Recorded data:
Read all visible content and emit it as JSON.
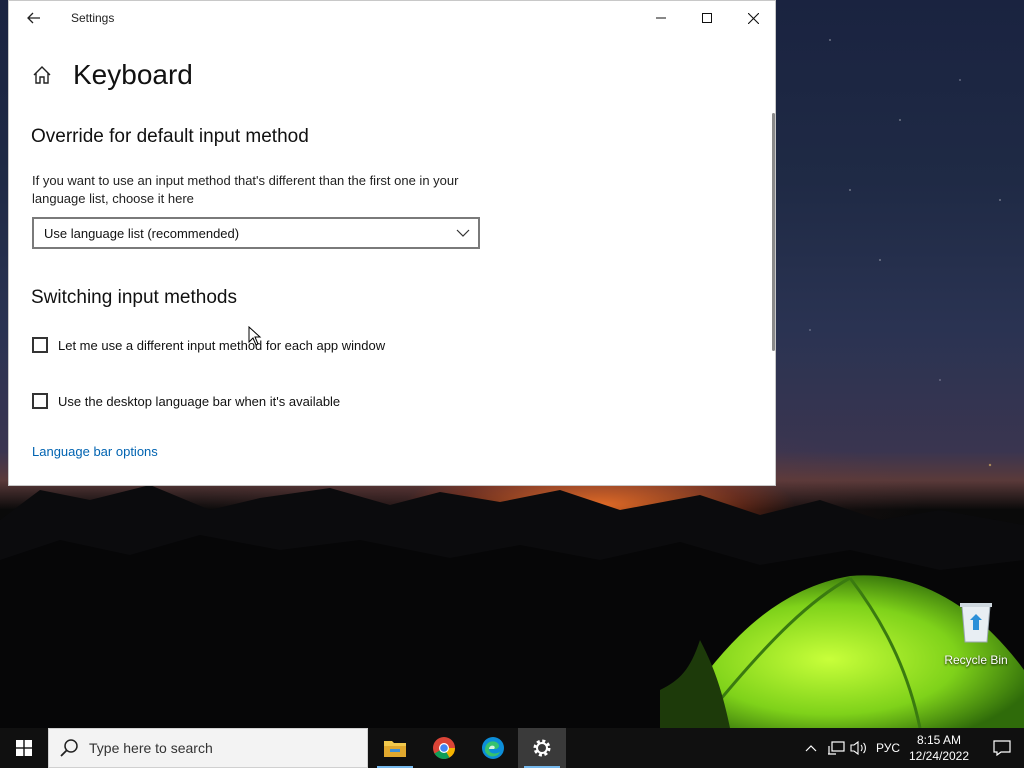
{
  "window": {
    "title": "Settings",
    "page_title": "Keyboard"
  },
  "override": {
    "heading": "Override for default input method",
    "description": "If you want to use an input method that's different than the first one in your language list, choose it here",
    "dropdown_value": "Use language list (recommended)"
  },
  "switching": {
    "heading": "Switching input methods",
    "checkbox1_label": "Let me use a different input method for each app window",
    "checkbox1_checked": false,
    "checkbox2_label": "Use the desktop language bar when it's available",
    "checkbox2_checked": false,
    "link_language_bar": "Language bar options"
  },
  "desktop": {
    "recycle_bin_label": "Recycle Bin"
  },
  "taskbar": {
    "search_placeholder": "Type here to search",
    "language_indicator": "РУС",
    "time": "8:15 AM",
    "date": "12/24/2022",
    "apps": [
      "file-explorer",
      "chrome",
      "edge",
      "settings"
    ]
  },
  "colors": {
    "link": "#0063b1",
    "taskbar": "#101010",
    "accent_underline": "#76b9ed"
  }
}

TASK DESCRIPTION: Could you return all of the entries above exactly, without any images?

SOLUTION TO THIS TASK:
Read all visible content and emit it as JSON.
{
  "window": {
    "title": "Settings",
    "page_title": "Keyboard"
  },
  "override": {
    "heading": "Override for default input method",
    "description": "If you want to use an input method that's different than the first one in your language list, choose it here",
    "dropdown_value": "Use language list (recommended)"
  },
  "switching": {
    "heading": "Switching input methods",
    "checkbox1_label": "Let me use a different input method for each app window",
    "checkbox1_checked": false,
    "checkbox2_label": "Use the desktop language bar when it's available",
    "checkbox2_checked": false,
    "link_language_bar": "Language bar options"
  },
  "desktop": {
    "recycle_bin_label": "Recycle Bin"
  },
  "taskbar": {
    "search_placeholder": "Type here to search",
    "language_indicator": "РУС",
    "time": "8:15 AM",
    "date": "12/24/2022",
    "apps": [
      "file-explorer",
      "chrome",
      "edge",
      "settings"
    ]
  },
  "colors": {
    "link": "#0063b1",
    "taskbar": "#101010",
    "accent_underline": "#76b9ed"
  }
}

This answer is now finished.